Frank and Jamie McCourt, those feudin' and fussin' co-owners and estranged spouses, spent good money — really good money — on an elderly man who sat at home in Boston, watched Dodgers games on TV, and sent positive energy.
Yes, this is a thing that happened. Beginning in 2004, 71-year-old Vladimir Shpunt has been retained by the team, with an annual bonus of "six figures or more" based on how the team performed, and his only job is to direct positive thinking to the players, from 3000 miles away.
Shpunt says he is a scientist and a healer, not a magician. His method could not guarantee the Dodgers would win, he says, but it could make a difference.
"Maybe it is just a little," he said. "Maybe it can help."
He actually was a scientist once, in the USSR. Perhaps not a very good one, with his research appearing only in "second-tier" journals. Also, there's this:
At one point, as Shpunt's research team studied how medical devices transmit electrical current through the human body, the devices malfunctioned. Yet energy was measurably transmitted, and Shpunt concluded he must have been the source.
He immigrated to the US, and came to the attention of Jamie McCourt, who had a severe eye infection. He treated her, both in person and at a distance, and apparently she was cured. The next logical step was to put him on the team.
"V energy," helped the Dodgers win the west in 2004. But as so often happens with faith healers, the McCourts ignored the fact that they finished 71-91 the next season, again with Shpunt sending his good vibes their way. Shpunt "diagnosed the disconnects" in the coach and GM, and sure enough, they were fired after the season.
In 2005, Shpunt treated Jayson Werth for a wrist injury, again, both in person and at a distance. It didn't work, and later, Werth complained that the Dodgers had misdiagnosed and mistreated the injury.

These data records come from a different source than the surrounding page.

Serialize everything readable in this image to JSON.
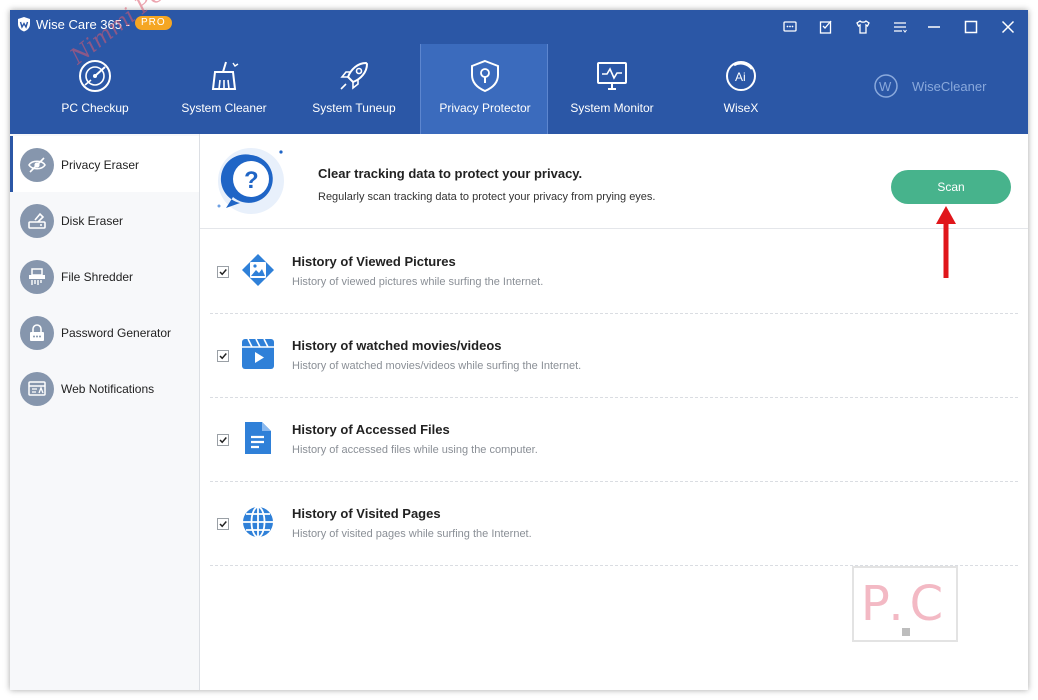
{
  "app": {
    "title": "Wise Care 365 -",
    "badge": "PRO"
  },
  "titlebar_icons": [
    "feedback-icon",
    "notes-icon",
    "skin-icon",
    "menu-icon",
    "minimize-icon",
    "maximize-icon",
    "close-icon"
  ],
  "topnav": {
    "items": [
      {
        "label": "PC Checkup",
        "icon": "radar-icon"
      },
      {
        "label": "System Cleaner",
        "icon": "broom-icon"
      },
      {
        "label": "System Tuneup",
        "icon": "rocket-icon"
      },
      {
        "label": "Privacy Protector",
        "icon": "shield-lock-icon",
        "active": true
      },
      {
        "label": "System Monitor",
        "icon": "monitor-icon"
      },
      {
        "label": "WiseX",
        "icon": "ai-icon"
      }
    ],
    "brand": "WiseCleaner"
  },
  "sidebar": {
    "items": [
      {
        "label": "Privacy Eraser",
        "icon": "eye-slash-icon",
        "active": true
      },
      {
        "label": "Disk Eraser",
        "icon": "disk-eraser-icon"
      },
      {
        "label": "File Shredder",
        "icon": "shredder-icon"
      },
      {
        "label": "Password Generator",
        "icon": "password-lock-icon"
      },
      {
        "label": "Web Notifications",
        "icon": "web-notification-icon"
      }
    ]
  },
  "main": {
    "title": "Clear tracking data to protect your privacy.",
    "subtitle": "Regularly scan tracking data to protect your privacy from prying eyes.",
    "scan_label": "Scan",
    "items": [
      {
        "title": "History of Viewed Pictures",
        "desc": "History of viewed pictures while surfing the Internet.",
        "checked": true,
        "icon": "picture-icon"
      },
      {
        "title": "History of watched movies/videos",
        "desc": "History of watched movies/videos while surfing the Internet.",
        "checked": true,
        "icon": "video-icon"
      },
      {
        "title": "History of Accessed Files",
        "desc": "History of accessed files while using the computer.",
        "checked": true,
        "icon": "file-icon"
      },
      {
        "title": "History of Visited Pages",
        "desc": "History of visited pages while surfing the Internet.",
        "checked": true,
        "icon": "globe-icon"
      }
    ]
  },
  "colors": {
    "brand_blue": "#2b57a6",
    "scan_green": "#47b38c",
    "icon_blue": "#2f80d8",
    "annotation_red": "#e0161b"
  }
}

The McCourts severed their relationship with Shpunt in 2008. And with each other the following year.
Dodgers tap into 'V energy' [Los Angeles Times]